François Zdenek Eberl studied at the School of Fine Arts in his hometown in 1905 for two years, before traveling to Stockholm, Munich, and Amsterdam. He arrived in Paris in 1912 and settled in Montparnasse. In 1913, he started to exhibit at the Parisian salons. Following the outbreak of World War I, he enlisted in the French army. Back in Paris in 1919, he met Francis Carco, Roland Dorgeles, and Pierre Mac Orlan in Montparnasse. They supported his painting and he produced a number of illustrations for them. Eberl was inspired by Parisian folklore. His favorite themes were street scenes, nightclubs, the life of the “poor men in Paris” and, in particular, portraits of women, which Arsene Alexandre called “Jocondes du trottoir” (Mona Lisas on the game).
In 1927, Eberl organized an exhibition in Stockholm called “French Art.” From 1930, he spent his time between his studio in Montmartre and his studio in Monaco on Chemin de la Turbie. He participated in the Principality’s artistic life, and was subsequently appointed general commissioner at the exhibition “Ecole de Paris” (School of Paris) in 1938. In 1939, Eberl exhibited the anti-Nazi painting Kultur- Kampf at the Salon d’Automne. He took refuge in Monaco in 1939 and was actively involved in the Resistance. After the Liberation, Eberl returned to Paris. He was awarded the Populist Prize in 1954. He died in October 1962 in his studio in Paris.
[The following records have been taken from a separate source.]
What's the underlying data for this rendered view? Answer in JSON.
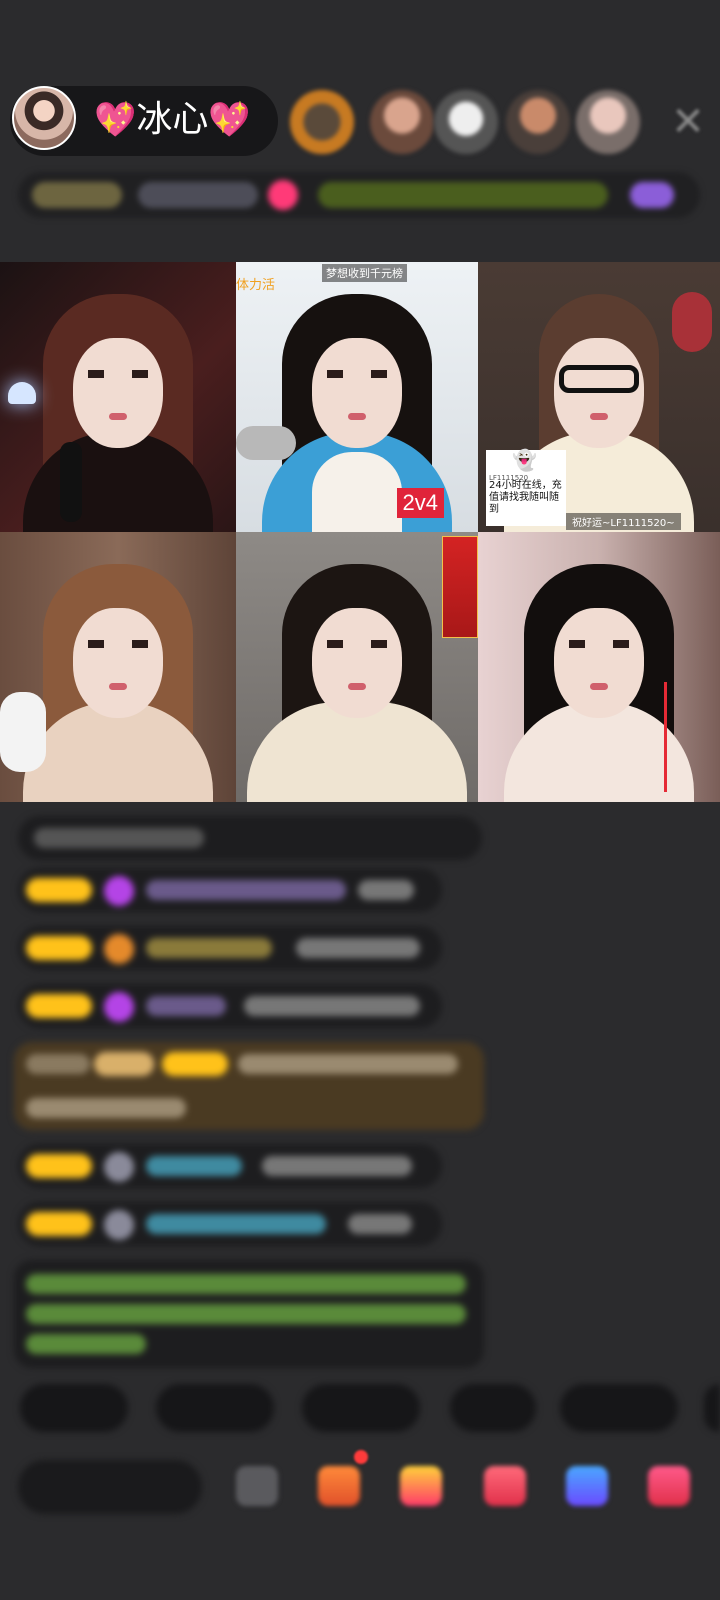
{
  "header": {
    "host_name": "冰心",
    "host_heart_left": "💖",
    "host_heart_right": "💖",
    "close_icon": "close-icon"
  },
  "video_grid": {
    "cells": [
      {
        "id": "streamer-1",
        "overlay": ""
      },
      {
        "id": "streamer-2",
        "overlay_left": "体力活",
        "overlay_top": "梦想收到千元榜",
        "vs_badge": "2v4"
      },
      {
        "id": "streamer-3",
        "note_card_line1": "24小时在线，充",
        "note_card_line2": "值请找我随叫随",
        "note_card_line3": "到",
        "note_card_id": "LF1111520",
        "id_strip": "祝好运~LF1111520~"
      },
      {
        "id": "streamer-4",
        "overlay": ""
      },
      {
        "id": "streamer-5",
        "overlay": ""
      },
      {
        "id": "streamer-6",
        "overlay": ""
      }
    ]
  },
  "colors": {
    "background": "#2b2b2d",
    "accent_pink": "#ff4fa8",
    "badge_yellow": "#ffc21a",
    "vs_red": "#e0243a"
  }
}
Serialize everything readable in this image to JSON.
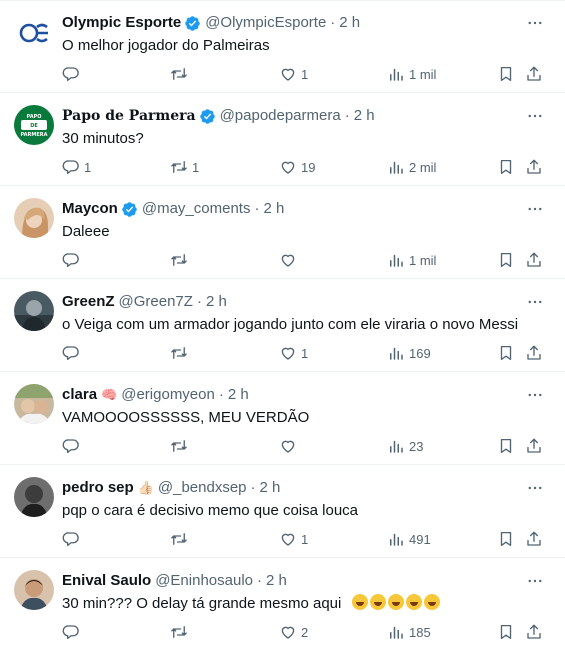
{
  "tweets": [
    {
      "name": "Olympic Esporte",
      "verified": true,
      "handle": "@OlympicEsporte",
      "dot": "·",
      "time": "2 h",
      "text": "O melhor jogador do Palmeiras",
      "replies": "",
      "retweets": "",
      "likes": "1",
      "views": "1 mil",
      "avatar": {
        "bg": "#ffffff",
        "fg": "#1f4fa0",
        "label": "oe"
      }
    },
    {
      "name": "Papo de Parmera",
      "verified": true,
      "handle": "@papodeparmera",
      "dot": "·",
      "time": "2 h",
      "text": "30 minutos?",
      "replies": "1",
      "retweets": "1",
      "likes": "19",
      "views": "2 mil",
      "avatar": {
        "bg": "#0a7a3c",
        "fg": "#ffffff",
        "label": "PAPO DE PARMERA"
      }
    },
    {
      "name": "Maycon",
      "verified": true,
      "handle": "@may_coments",
      "dot": "·",
      "time": "2 h",
      "text": "Daleee",
      "replies": "",
      "retweets": "",
      "likes": "",
      "views": "1 mil",
      "avatar": {
        "bg": "#d9b79b",
        "fg": "#6b4a36",
        "label": ""
      }
    },
    {
      "name": "GreenZ",
      "verified": false,
      "handle": "@Green7Z",
      "dot": "·",
      "time": "2 h",
      "text": "o Veiga com um armador jogando junto com ele viraria o novo Messi",
      "replies": "",
      "retweets": "",
      "likes": "1",
      "views": "169",
      "avatar": {
        "bg": "#3a4a52",
        "fg": "#c9d1d6",
        "label": ""
      }
    },
    {
      "name": "clara",
      "verified": false,
      "emoji": "🧠",
      "handle": "@erigomyeon",
      "dot": "·",
      "time": "2 h",
      "text": "VAMOOOOSSSSSS, MEU VERDÃO",
      "replies": "",
      "retweets": "",
      "likes": "",
      "views": "23",
      "avatar": {
        "bg": "#b7a58c",
        "fg": "#4e5f3a",
        "label": ""
      }
    },
    {
      "name": "pedro sep",
      "verified": false,
      "emoji": "👍🏻",
      "handle": "@_bendxsep",
      "dot": "·",
      "time": "2 h",
      "text": "pqp o cara é decisivo memo que coisa louca",
      "replies": "",
      "retweets": "",
      "likes": "1",
      "views": "491",
      "avatar": {
        "bg": "#5c5c5c",
        "fg": "#2a2a2a",
        "label": ""
      }
    },
    {
      "name": "Enival Saulo",
      "verified": false,
      "handle": "@Eninhosaulo",
      "dot": "·",
      "time": "2 h",
      "text": "30 min??? O delay tá grande mesmo aqui",
      "replies": "",
      "retweets": "",
      "likes": "2",
      "views": "185",
      "avatar": {
        "bg": "#c9a58a",
        "fg": "#3e2a20",
        "label": ""
      }
    }
  ],
  "icons": {
    "more": "more-icon",
    "reply": "reply-icon",
    "retweet": "retweet-icon",
    "like": "heart-icon",
    "views": "views-icon",
    "bookmark": "bookmark-icon",
    "share": "share-icon",
    "verified": "verified-badge-icon"
  },
  "colors": {
    "text": "#0f1419",
    "secondary": "#536471",
    "verified": "#1d9bf0",
    "border": "#eff3f4"
  }
}
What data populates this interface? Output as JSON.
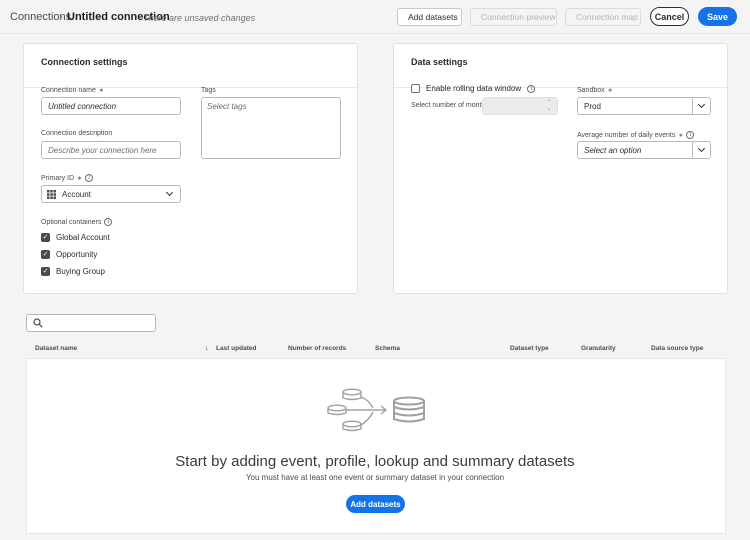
{
  "breadcrumb": {
    "parent": "Connections",
    "separator": "›",
    "title": "Untitled connection",
    "unsaved": "There are unsaved changes"
  },
  "toolbar": {
    "add_datasets": "Add datasets",
    "connection_preview": "Connection preview",
    "connection_map": "Connection map",
    "cancel": "Cancel",
    "save": "Save"
  },
  "connection_settings": {
    "title": "Connection settings",
    "name_label": "Connection name",
    "name_value": "Untitled connection",
    "tags_label": "Tags",
    "tags_placeholder": "Select tags",
    "description_label": "Connection description",
    "description_placeholder": "Describe your connection here",
    "primary_id_label": "Primary ID",
    "primary_id_value": "Account",
    "optional_containers_label": "Optional containers",
    "containers": [
      {
        "label": "Global Account",
        "checked": true
      },
      {
        "label": "Opportunity",
        "checked": true
      },
      {
        "label": "Buying Group",
        "checked": true
      }
    ]
  },
  "data_settings": {
    "title": "Data settings",
    "rolling_window_label": "Enable rolling data window",
    "rolling_window_checked": false,
    "months_label": "Select number of months",
    "sandbox_label": "Sandbox",
    "sandbox_value": "Prod",
    "daily_events_label": "Average number of daily events",
    "daily_events_placeholder": "Select an option"
  },
  "required_mark": "∗",
  "datasets_table": {
    "columns": [
      "Dataset name",
      "Last updated",
      "Number of records",
      "Schema",
      "Dataset type",
      "Granularity",
      "Data source type"
    ],
    "sort_indicator": "↓"
  },
  "empty_state": {
    "title": "Start by adding event, profile, lookup and summary datasets",
    "subtitle": "You must have at least one event or summary dataset in your connection",
    "button": "Add datasets"
  },
  "colors": {
    "accent": "#1473e6",
    "background": "#f4f4f4",
    "panel": "#ffffff"
  }
}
Nieszawer & Princ
"Artistes juifs de l’Ecole de Paris 1905-1939"
Editons Somogy 2015